(Supplied records)
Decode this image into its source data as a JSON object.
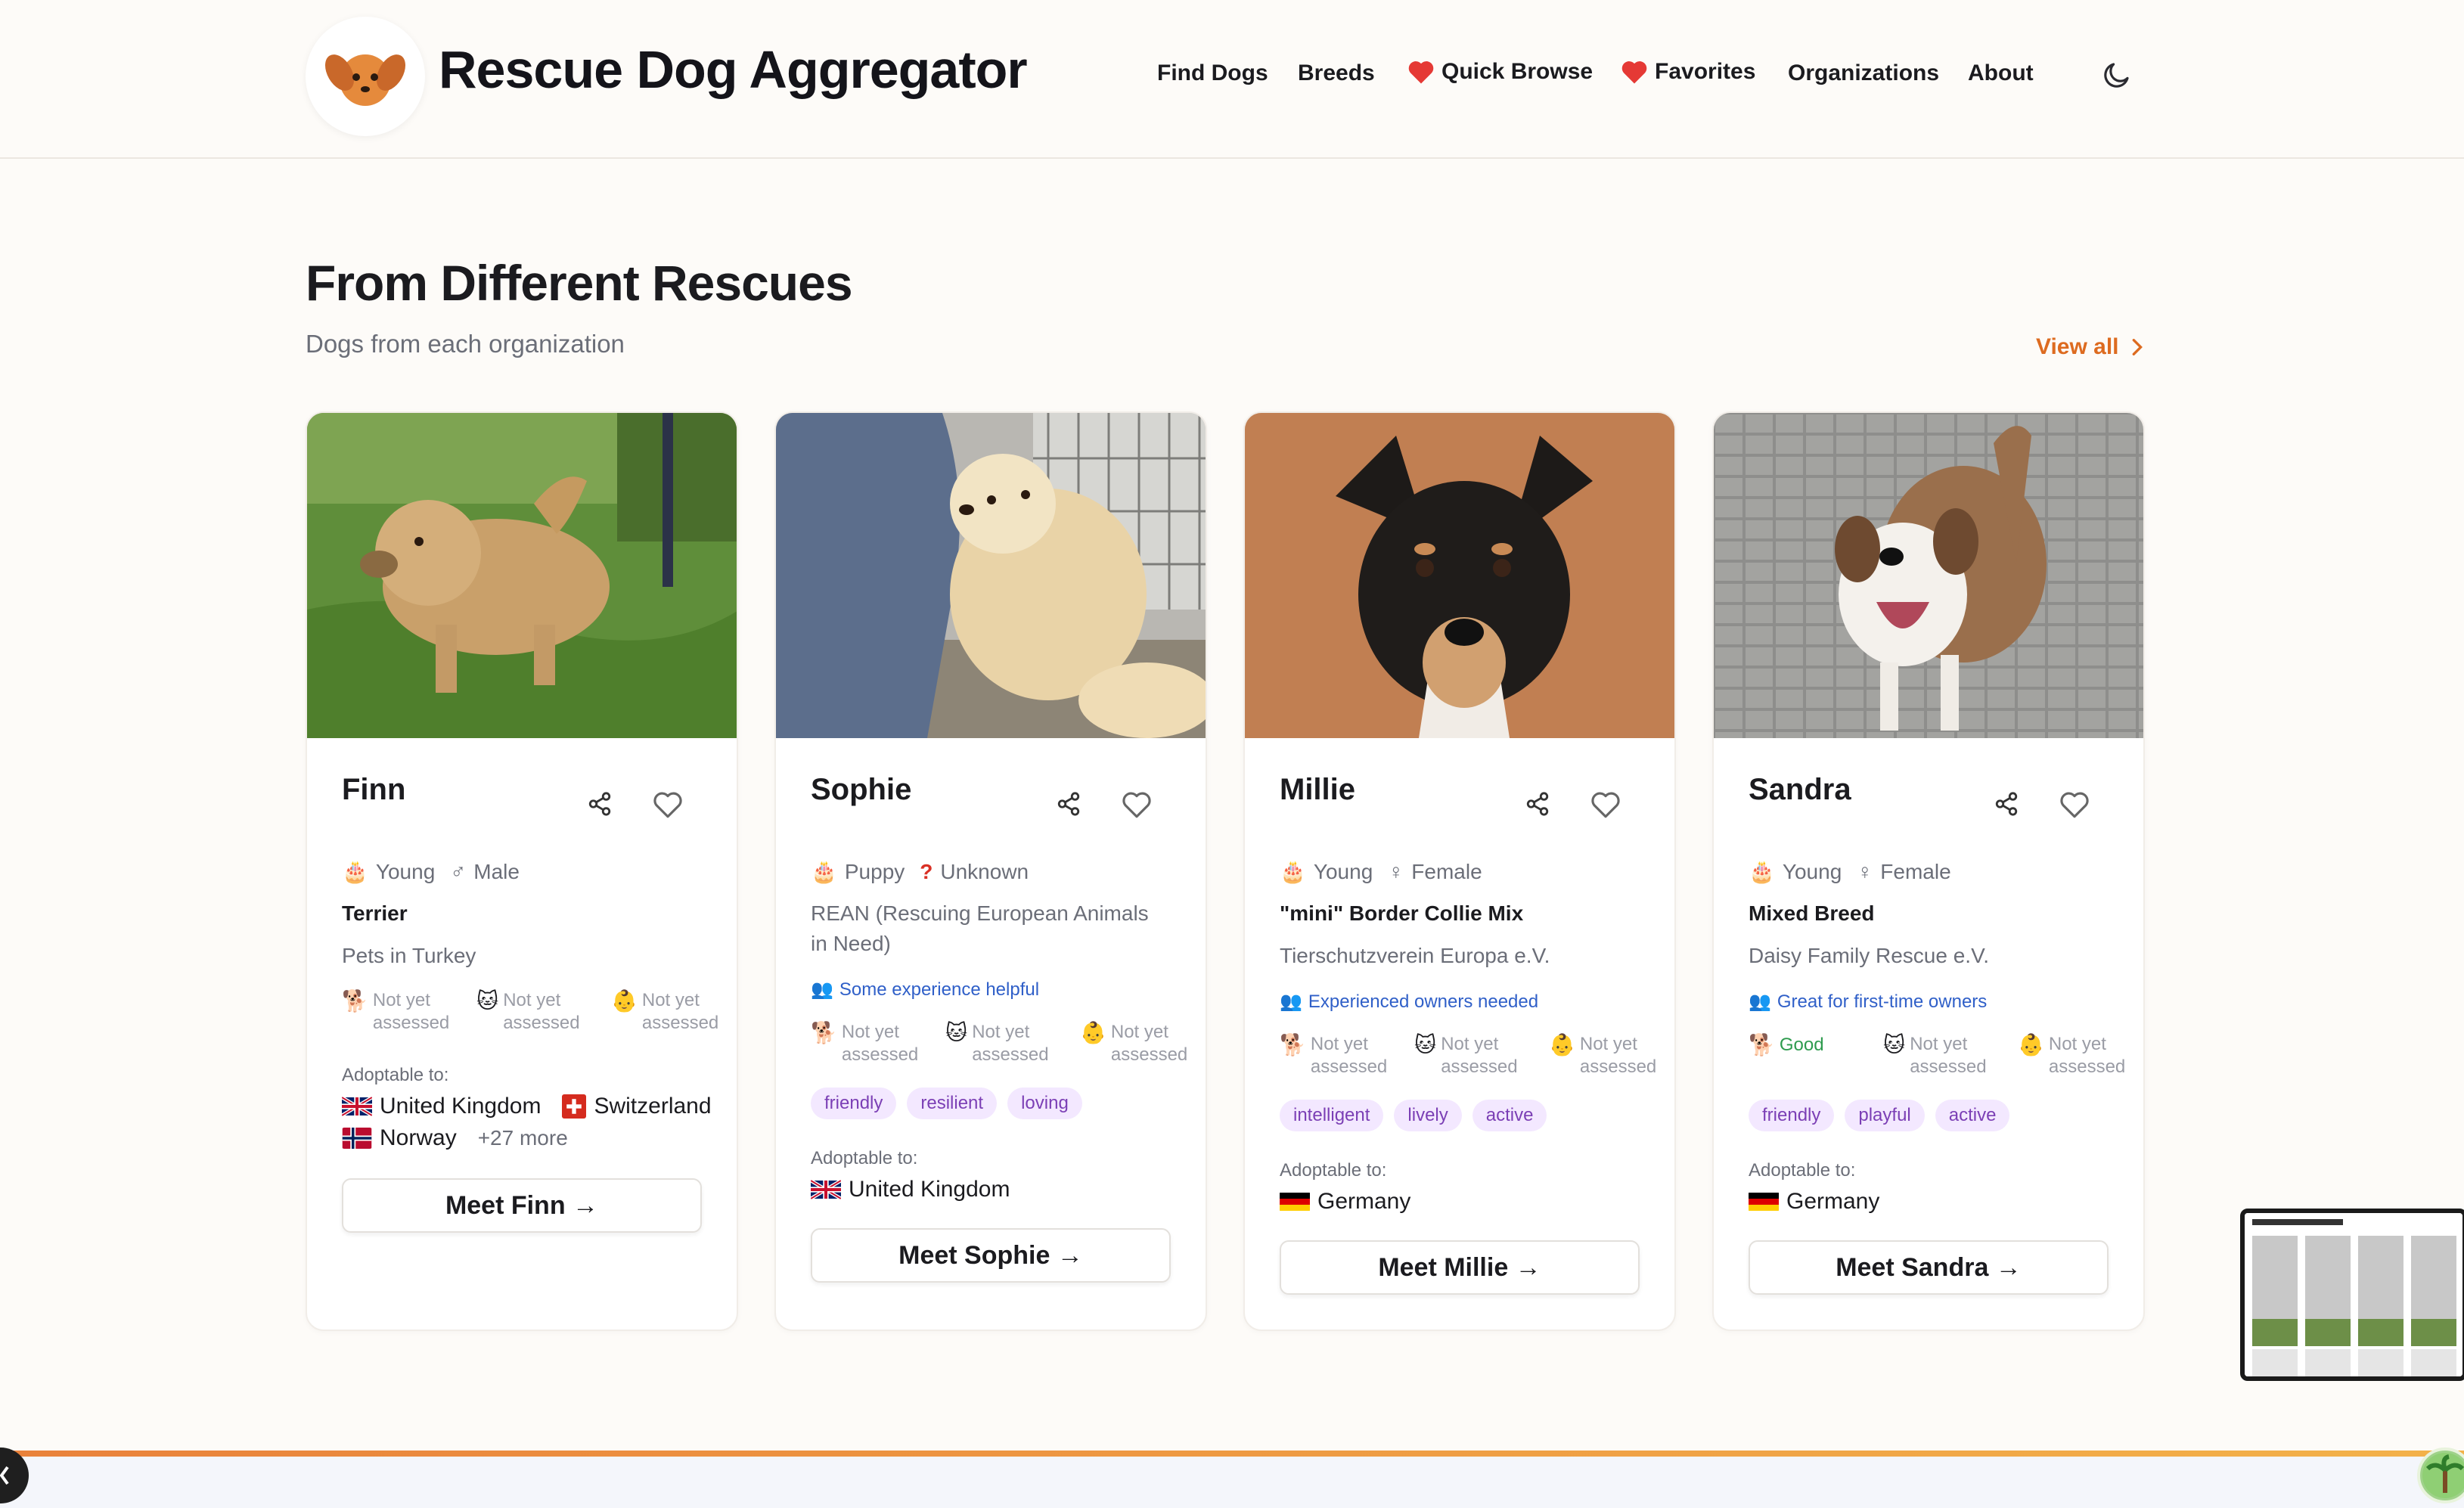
{
  "header": {
    "brand": "Rescue Dog Aggregator",
    "nav": [
      {
        "label": "Find Dogs",
        "icon": ""
      },
      {
        "label": "Breeds",
        "icon": ""
      },
      {
        "label": "Quick Browse",
        "icon": "heart-icon"
      },
      {
        "label": "Favorites",
        "icon": "heart-icon"
      },
      {
        "label": "Organizations",
        "icon": ""
      },
      {
        "label": "About",
        "icon": ""
      }
    ],
    "theme_icon": "moon-icon"
  },
  "section": {
    "title": "From Different Rescues",
    "subtitle": "Dogs from each organization",
    "view_all": "View all"
  },
  "colors": {
    "accent": "#dd6b20",
    "tag_bg": "#f3e8ff",
    "tag_text": "#7b3fb5",
    "experience": "#2f5fc8",
    "good": "#2e9b4e"
  },
  "cards": [
    {
      "name": "Finn",
      "age": "Young",
      "sex": "Male",
      "sex_icon": "male-icon",
      "breed": "Terrier",
      "org": "Pets in Turkey",
      "experience": "",
      "compat": [
        {
          "icon": "dog-icon",
          "text": "Not yet assessed"
        },
        {
          "icon": "cat-icon",
          "text": "Not yet assessed"
        },
        {
          "icon": "child-icon",
          "text": "Not yet assessed"
        }
      ],
      "tags": [],
      "adoptable_label": "Adoptable to:",
      "countries": [
        "United Kingdom",
        "Switzerland",
        "Norway"
      ],
      "more": "+27 more",
      "cta": "Meet Finn →"
    },
    {
      "name": "Sophie",
      "age": "Puppy",
      "sex": "Unknown",
      "sex_icon": "question-icon",
      "breed": "",
      "org": "REAN (Rescuing European Animals in Need)",
      "experience": "Some experience helpful",
      "compat": [
        {
          "icon": "dog-icon",
          "text": "Not yet assessed"
        },
        {
          "icon": "cat-icon",
          "text": "Not yet assessed"
        },
        {
          "icon": "child-icon",
          "text": "Not yet assessed"
        }
      ],
      "tags": [
        "friendly",
        "resilient",
        "loving"
      ],
      "adoptable_label": "Adoptable to:",
      "countries": [
        "United Kingdom"
      ],
      "more": "",
      "cta": "Meet Sophie →"
    },
    {
      "name": "Millie",
      "age": "Young",
      "sex": "Female",
      "sex_icon": "female-icon",
      "breed": "\"mini\" Border Collie Mix",
      "org": "Tierschutzverein Europa e.V.",
      "experience": "Experienced owners needed",
      "compat": [
        {
          "icon": "dog-icon",
          "text": "Not yet assessed"
        },
        {
          "icon": "cat-icon",
          "text": "Not yet assessed"
        },
        {
          "icon": "child-icon",
          "text": "Not yet assessed"
        }
      ],
      "tags": [
        "intelligent",
        "lively",
        "active"
      ],
      "adoptable_label": "Adoptable to:",
      "countries": [
        "Germany"
      ],
      "more": "",
      "cta": "Meet Millie →"
    },
    {
      "name": "Sandra",
      "age": "Young",
      "sex": "Female",
      "sex_icon": "female-icon",
      "breed": "Mixed Breed",
      "org": "Daisy Family Rescue e.V.",
      "experience": "Great for first-time owners",
      "compat": [
        {
          "icon": "dog-icon",
          "text": "Good"
        },
        {
          "icon": "cat-icon",
          "text": "Not yet assessed"
        },
        {
          "icon": "child-icon",
          "text": "Not yet assessed"
        }
      ],
      "tags": [
        "friendly",
        "playful",
        "active"
      ],
      "adoptable_label": "Adoptable to:",
      "countries": [
        "Germany"
      ],
      "more": "",
      "cta": "Meet Sandra →"
    }
  ]
}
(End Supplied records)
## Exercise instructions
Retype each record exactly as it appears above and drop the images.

## Final answer
Decode this image into its source data as a JSON object.
{
  "header": {
    "brand": "Rescue Dog Aggregator",
    "nav": [
      {
        "label": "Find Dogs",
        "icon": ""
      },
      {
        "label": "Breeds",
        "icon": ""
      },
      {
        "label": "Quick Browse",
        "icon": "heart-icon"
      },
      {
        "label": "Favorites",
        "icon": "heart-icon"
      },
      {
        "label": "Organizations",
        "icon": ""
      },
      {
        "label": "About",
        "icon": ""
      }
    ],
    "theme_icon": "moon-icon"
  },
  "section": {
    "title": "From Different Rescues",
    "subtitle": "Dogs from each organization",
    "view_all": "View all"
  },
  "colors": {
    "accent": "#dd6b20",
    "tag_bg": "#f3e8ff",
    "tag_text": "#7b3fb5",
    "experience": "#2f5fc8",
    "good": "#2e9b4e"
  },
  "cards": [
    {
      "name": "Finn",
      "age": "Young",
      "sex": "Male",
      "sex_icon": "male-icon",
      "breed": "Terrier",
      "org": "Pets in Turkey",
      "experience": "",
      "compat": [
        {
          "icon": "dog-icon",
          "text": "Not yet assessed"
        },
        {
          "icon": "cat-icon",
          "text": "Not yet assessed"
        },
        {
          "icon": "child-icon",
          "text": "Not yet assessed"
        }
      ],
      "tags": [],
      "adoptable_label": "Adoptable to:",
      "countries": [
        "United Kingdom",
        "Switzerland",
        "Norway"
      ],
      "more": "+27 more",
      "cta": "Meet Finn →"
    },
    {
      "name": "Sophie",
      "age": "Puppy",
      "sex": "Unknown",
      "sex_icon": "question-icon",
      "breed": "",
      "org": "REAN (Rescuing European Animals in Need)",
      "experience": "Some experience helpful",
      "compat": [
        {
          "icon": "dog-icon",
          "text": "Not yet assessed"
        },
        {
          "icon": "cat-icon",
          "text": "Not yet assessed"
        },
        {
          "icon": "child-icon",
          "text": "Not yet assessed"
        }
      ],
      "tags": [
        "friendly",
        "resilient",
        "loving"
      ],
      "adoptable_label": "Adoptable to:",
      "countries": [
        "United Kingdom"
      ],
      "more": "",
      "cta": "Meet Sophie →"
    },
    {
      "name": "Millie",
      "age": "Young",
      "sex": "Female",
      "sex_icon": "female-icon",
      "breed": "\"mini\" Border Collie Mix",
      "org": "Tierschutzverein Europa e.V.",
      "experience": "Experienced owners needed",
      "compat": [
        {
          "icon": "dog-icon",
          "text": "Not yet assessed"
        },
        {
          "icon": "cat-icon",
          "text": "Not yet assessed"
        },
        {
          "icon": "child-icon",
          "text": "Not yet assessed"
        }
      ],
      "tags": [
        "intelligent",
        "lively",
        "active"
      ],
      "adoptable_label": "Adoptable to:",
      "countries": [
        "Germany"
      ],
      "more": "",
      "cta": "Meet Millie →"
    },
    {
      "name": "Sandra",
      "age": "Young",
      "sex": "Female",
      "sex_icon": "female-icon",
      "breed": "Mixed Breed",
      "org": "Daisy Family Rescue e.V.",
      "experience": "Great for first-time owners",
      "compat": [
        {
          "icon": "dog-icon",
          "text": "Good"
        },
        {
          "icon": "cat-icon",
          "text": "Not yet assessed"
        },
        {
          "icon": "child-icon",
          "text": "Not yet assessed"
        }
      ],
      "tags": [
        "friendly",
        "playful",
        "active"
      ],
      "adoptable_label": "Adoptable to:",
      "countries": [
        "Germany"
      ],
      "more": "",
      "cta": "Meet Sandra →"
    }
  ]
}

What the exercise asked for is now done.